Understandably, the sudden urgency and severity of the COVID-19 outbreak has been a total shock for us all. Prior to the crisis, The League had 11 locations, dozens of staff and volunteer teachers, and around 500 students all throughout San Diego county. Our students were taking in-person programming classes 7 days a week and we were faced with a huge question: How can we fully and rapidly transition to online classes and maintain the same caliber of instruction as our in-person classes that all of our students have come to expect? 

Executive Director, Sarah Cooper, said ”We have always thought of ourselves as being a ‘growth mindset’ organization. Well, this event has totally pivoted us into living that value out loud!”

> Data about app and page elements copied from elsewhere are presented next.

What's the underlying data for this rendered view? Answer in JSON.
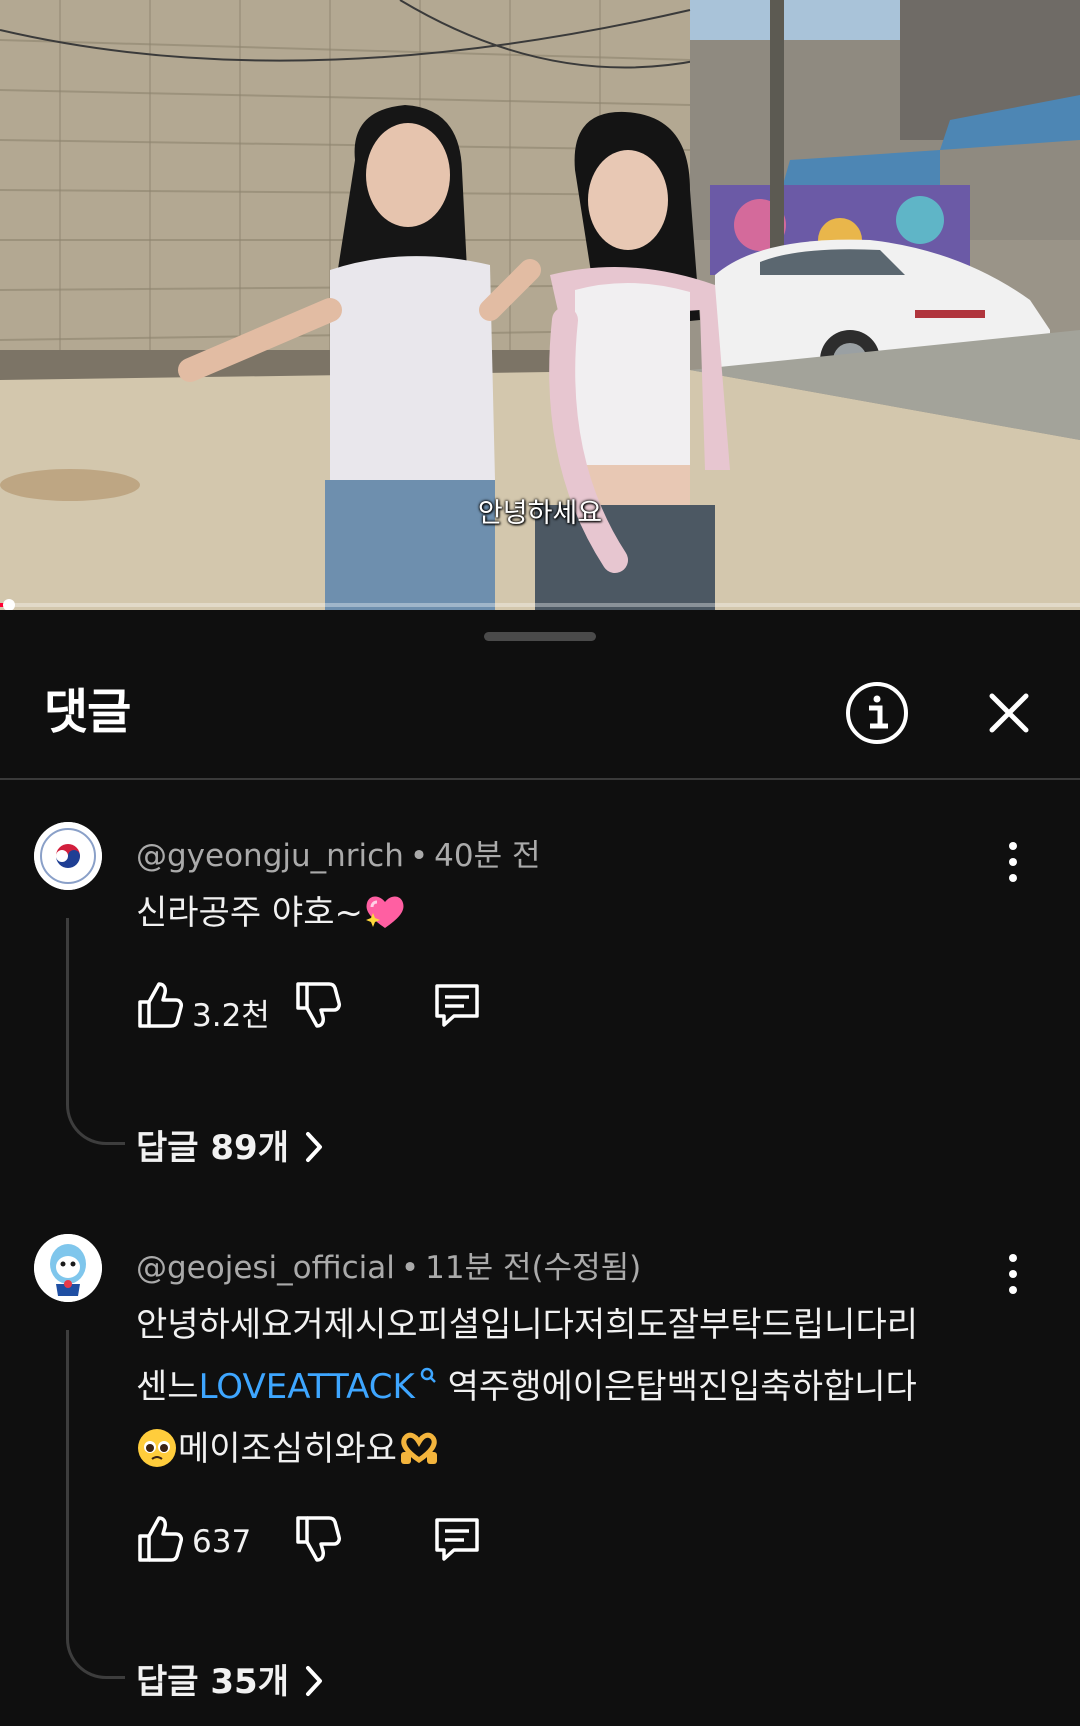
{
  "video": {
    "caption": "안녕하세요",
    "progress": 0.008
  },
  "comments_panel": {
    "title": "댓글",
    "info_icon": "info-circle-icon",
    "close_icon": "close-icon"
  },
  "comments": [
    {
      "handle": "@gyeongju_nrich",
      "separator": "•",
      "time": "40분 전",
      "text_lines": [
        {
          "prefix": "신라공주 야호~",
          "link": "",
          "suffix": ""
        }
      ],
      "trailing_emoji": "sparkling-heart",
      "likes": "3.2천",
      "replies_label": "답글 89개",
      "avatar": "government-seal-avatar"
    },
    {
      "handle": "@geojesi_official",
      "separator": "•",
      "time": "11분 전(수정됨)",
      "text_lines": [
        {
          "prefix": "안녕하세요거제시오피셜입니다저희도잘부탁드립니다리",
          "link": "",
          "suffix": ""
        },
        {
          "prefix": "센느",
          "link": "LOVEATTACK",
          "suffix": " 역주행에이은탑백진입축하합니다"
        },
        {
          "prefix": "메이조심히와요",
          "link": "",
          "suffix": ""
        }
      ],
      "leading_emoji": "pleading-face",
      "trailing_emoji": "heart-hands",
      "likes": "637",
      "replies_label": "답글 35개",
      "avatar": "mascot-avatar"
    }
  ],
  "colors": {
    "background": "#0f0f0f",
    "link": "#3ea6ff",
    "secondary_text": "#aaaaaa",
    "progress": "#ff0033"
  }
}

Based on the increasingly worrying news, staff had begun discussing going online as a far off possibility on March 9th, but as things evolved, it became more and more obvious that distance learning would be the ONLY way to keep our classes running. Realizing the risk and the responsibility we had to our community, we decided to act fast. Our Amazing Teachers came together on extremely short notice and devised a game plan in 24 hours, finalizing things just 30 minutes before the first online class was scheduled to start!

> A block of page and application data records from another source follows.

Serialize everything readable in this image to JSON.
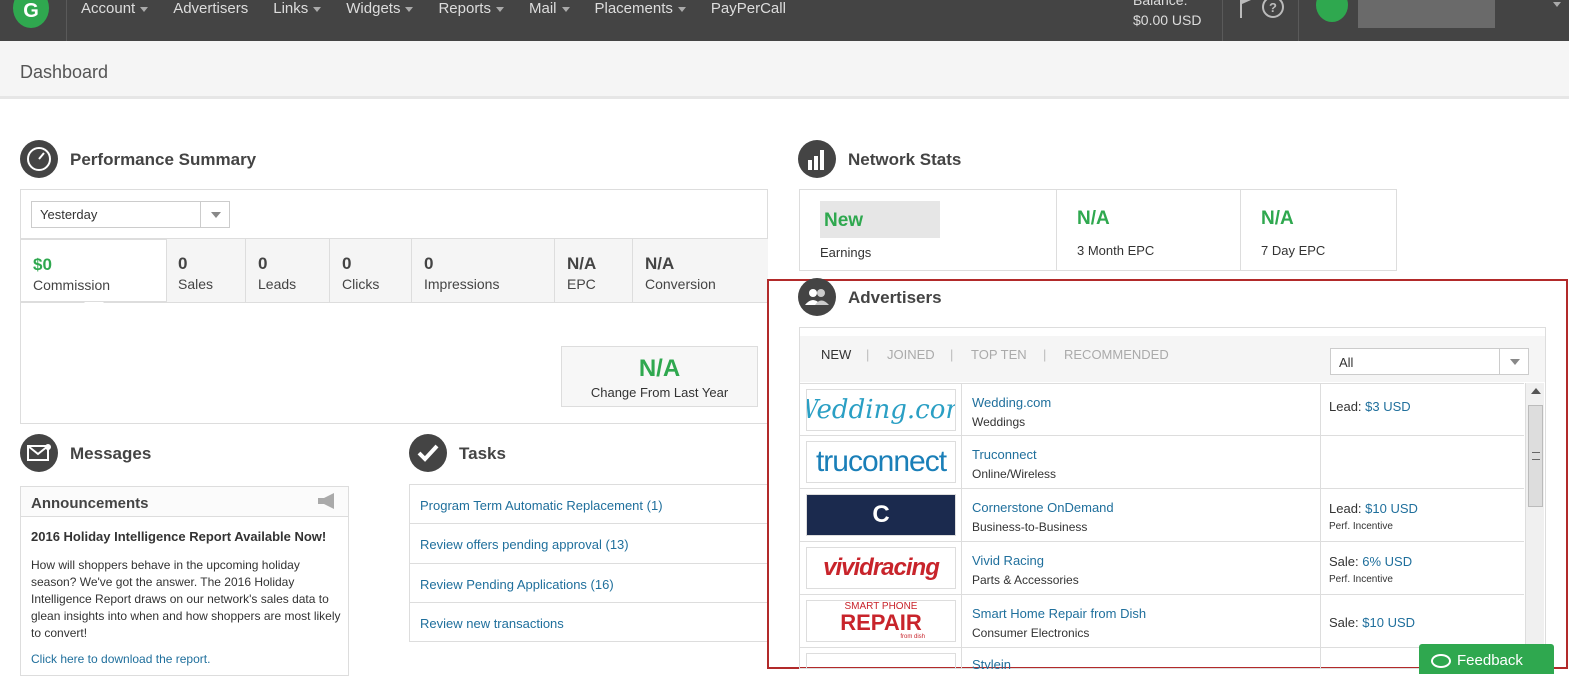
{
  "app": {
    "logo_glyph": "G",
    "brand_color": "#2fa84f"
  },
  "topnav": {
    "items": [
      {
        "label": "Account",
        "dropdown": true
      },
      {
        "label": "Advertisers",
        "dropdown": false
      },
      {
        "label": "Links",
        "dropdown": true
      },
      {
        "label": "Widgets",
        "dropdown": true
      },
      {
        "label": "Reports",
        "dropdown": true
      },
      {
        "label": "Mail",
        "dropdown": true
      },
      {
        "label": "Placements",
        "dropdown": true
      },
      {
        "label": "PayPerCall",
        "dropdown": false
      }
    ],
    "balance_label": "Balance:",
    "balance_value": "$0.00 USD",
    "help_glyph": "?"
  },
  "page": {
    "title": "Dashboard"
  },
  "performance": {
    "title": "Performance Summary",
    "period": "Yesterday",
    "metrics": [
      {
        "value": "$0",
        "label": "Commission",
        "active": true
      },
      {
        "value": "0",
        "label": "Sales"
      },
      {
        "value": "0",
        "label": "Leads"
      },
      {
        "value": "0",
        "label": "Clicks"
      },
      {
        "value": "0",
        "label": "Impressions"
      },
      {
        "value": "N/A",
        "label": "EPC"
      },
      {
        "value": "N/A",
        "label": "Conversion"
      }
    ],
    "change": {
      "value": "N/A",
      "label": "Change From Last Year"
    }
  },
  "network_stats": {
    "title": "Network Stats",
    "cells": [
      {
        "value": "New",
        "label": "Earnings"
      },
      {
        "value": "N/A",
        "label": "3 Month EPC"
      },
      {
        "value": "N/A",
        "label": "7 Day EPC"
      }
    ]
  },
  "messages": {
    "title": "Messages",
    "announcements_title": "Announcements",
    "headline": "2016 Holiday Intelligence Report Available Now!",
    "body": "How will shoppers behave in the upcoming holiday season? We've got the answer. The 2016 Holiday Intelligence Report draws on our network's sales data to glean insights into when and how shoppers are most likely to convert!",
    "link": "Click here to download the report."
  },
  "tasks": {
    "title": "Tasks",
    "items": [
      "Program Term Automatic Replacement (1)",
      "Review offers pending approval (13)",
      "Review Pending Applications (16)",
      "Review new transactions"
    ]
  },
  "advertisers": {
    "title": "Advertisers",
    "tabs": [
      "NEW",
      "JOINED",
      "TOP TEN",
      "RECOMMENDED"
    ],
    "active_tab": "NEW",
    "filter": "All",
    "rows": [
      {
        "logo_text": "Wedding.com",
        "name": "Wedding.com",
        "category": "Weddings",
        "offer_type": "Lead:",
        "offer_amount": "$3 USD",
        "incentive": ""
      },
      {
        "logo_text": "truconnect",
        "name": "Truconnect",
        "category": "Online/Wireless",
        "offer_type": "",
        "offer_amount": "",
        "incentive": ""
      },
      {
        "logo_text": "C",
        "name": "Cornerstone OnDemand",
        "category": "Business-to-Business",
        "offer_type": "Lead:",
        "offer_amount": "$10 USD",
        "incentive": "Perf. Incentive"
      },
      {
        "logo_text": "vividracing",
        "name": "Vivid Racing",
        "category": "Parts & Accessories",
        "offer_type": "Sale:",
        "offer_amount": "6% USD",
        "incentive": "Perf. Incentive"
      },
      {
        "logo_text": "REPAIR",
        "logo_small": "SMART PHONE",
        "logo_tiny": "from dish",
        "name": "Smart Home Repair from Dish",
        "category": "Consumer Electronics",
        "offer_type": "Sale:",
        "offer_amount": "$10 USD",
        "incentive": ""
      },
      {
        "logo_text": "",
        "name": "Stylein",
        "category": "",
        "offer_type": "",
        "offer_amount": "",
        "incentive": ""
      }
    ]
  },
  "feedback": {
    "label": "Feedback"
  }
}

A big part of what the students enjoy about being in The League is working in a small group and having the teacher right there to guide them. Whether working independently or in a collaborative project, it feels good to gather with your tribe, others who understand what you are working on and can crack a joke about the same things. However, the fact is, our classes are inherently online; all the material is online and everything the kids do is on the computer. 

So, how were we going to replicate the human interaction and pedagogic elements in an online environment – that was a key problem. We discussed this down to small details, like having teachers perform a check-in process like pilots, acknowledging each student and testing the audio and video connection. Teachers have the ability to show their own screens or take remote control of the student’s screens. And where a student is having an issue they don’t want to explain to the whole group they can message the teacher a question. It’s not ideal yet, but we are ticketing each issue that comes up to make sure the troubleshooting solutions get disseminated across the whole community.

As luck would have it, we already serve a few students who cannot join in person, and last year our Director of Education, Keith Groves, and our Executive Director, Sarah Cooper, had attended the OpenEdX conference, coming back with innovative ideas about teaching and learning online. Since then, the teachers with help from some stellar volunteer programmers have been developing a League learning management system (LMS) for roll-out in the next academic year.  This meant that the groundwork was already laid for structuring the curriculum to be remotely delivered, and Keith was able to guide the entire school to being fully online in just 24 hours time. “It was an all hands on deck situation and seeing the teachers, volunteers, and staff pull together was truly inspiring,” said Keith.

Of course, we couldn’t have pulled off this amazing feat without the use of technology. We knew that most of our students had computers at home, and we wanted to ensure that our curriculum was compatible with any computer. Specifically, we used the following programs to stay in constant contact with each other and our students:

  • Zoom – online classrooms & staff meetings (you probably live here now!)
  • Our online environments hosted on AWS so any student can join in
  • Discord – to text and chat with students during class
  • Remind – to connect with families via email and text

Internally, we use the following services to stay on track:

  • Pike 13 – scheduling and client account management
  • Jostle – our staff and volunteer intranet
  • Slack – the staff communications hub

The next stage for us, now that things are more or less running smoothly, is to turn our attention to ensuring that those students who don’t have a suitable computer at home, or easy access to Wifi, are not left out. We put out a call to the League community for laptop loans/donations, which started coming in immediately, and we are working with our community partners to solve WiFi-access inequities. 

In these uncertain times, we are so fortunate to have our wonderful community of students, parents, volunteers, and partners. It is everyone’s support that gives The League the ability to continue being there for our students through thick and thin and help them prepare for exciting careers in programming and technology.


Article originally published at: https://www.linkedin.com/pulse/how-our-coding-school-transitioned-fully-distance-24-tuakli-cooper